Sunday 7th December 2014
Two ways of looking at the same thing.
Wayne Clarke on BBC Radio Leeds was talking about a story in the papers that Schools are less likely to do traditional Christmas plays. They were reporting this as if it was a bad thing. Clarke, a Baptist minister, disagreed. He said that the christmas crib scene we all know and love (well some love) has got nothing to do with what happened at the time jesus was born. Francis of Assisi invented the crib with animals and the stable were taken from what was contemporary to him. In order to communicate with people in 13th Century Italy he took a stable of their style and animals that would have been seen in the Italian countryside.
When you open your Christmas cards and see a stable, it isn’t the style of first century Judea, but 13th century Italy. Francis was trying to covey the story of Christmas to his contemporaries. Our problem is we stopped there.
Dick Swindell, preaching in Holy Trinity Church, Huddersfield would take us back to how things were. He said that on a visit to the Holy land one of his fellow pilgrims was amazed to discover Jesus was born in a cave. The traditional site for the birth is a cave. But good as going back is, this is of limited value I think compared to our task of communicating the Christian message to our family, friends and colleagues.

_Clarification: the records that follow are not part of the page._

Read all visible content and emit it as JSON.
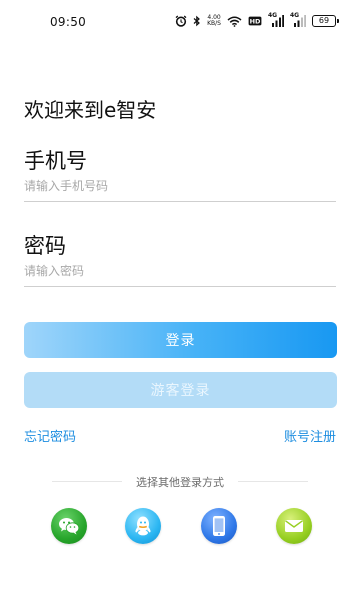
{
  "status_bar": {
    "time": "09:50",
    "net_speed_value": "4.00",
    "net_speed_unit": "KB/S",
    "signal_label_1": "4G",
    "signal_label_2": "4G",
    "battery": "69",
    "icons": [
      "alarm-icon",
      "bluetooth-icon",
      "wifi-icon",
      "hd-icon",
      "signal-icon",
      "signal-icon",
      "battery-icon"
    ]
  },
  "login": {
    "welcome": "欢迎来到e智安",
    "phone_label": "手机号",
    "phone_placeholder": "请输入手机号码",
    "phone_value": "",
    "password_label": "密码",
    "password_placeholder": "请输入密码",
    "password_value": "",
    "login_button": "登录",
    "guest_button": "游客登录",
    "forgot_password": "忘记密码",
    "register": "账号注册"
  },
  "other_login": {
    "title": "选择其他登录方式",
    "methods": [
      {
        "icon": "wechat-icon",
        "color": "#27a52b"
      },
      {
        "icon": "qq-icon",
        "color": "#2bb6f2"
      },
      {
        "icon": "phone-icon",
        "color": "#2f78e8"
      },
      {
        "icon": "mail-icon",
        "color": "#97cf22"
      }
    ]
  },
  "colors": {
    "accent": "#1898f2",
    "link": "#1e8ee0",
    "guest_button": "#b3dcf7"
  }
}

Looking back is good, so long as it helps us to look forwards.
Could a modern crib look like this?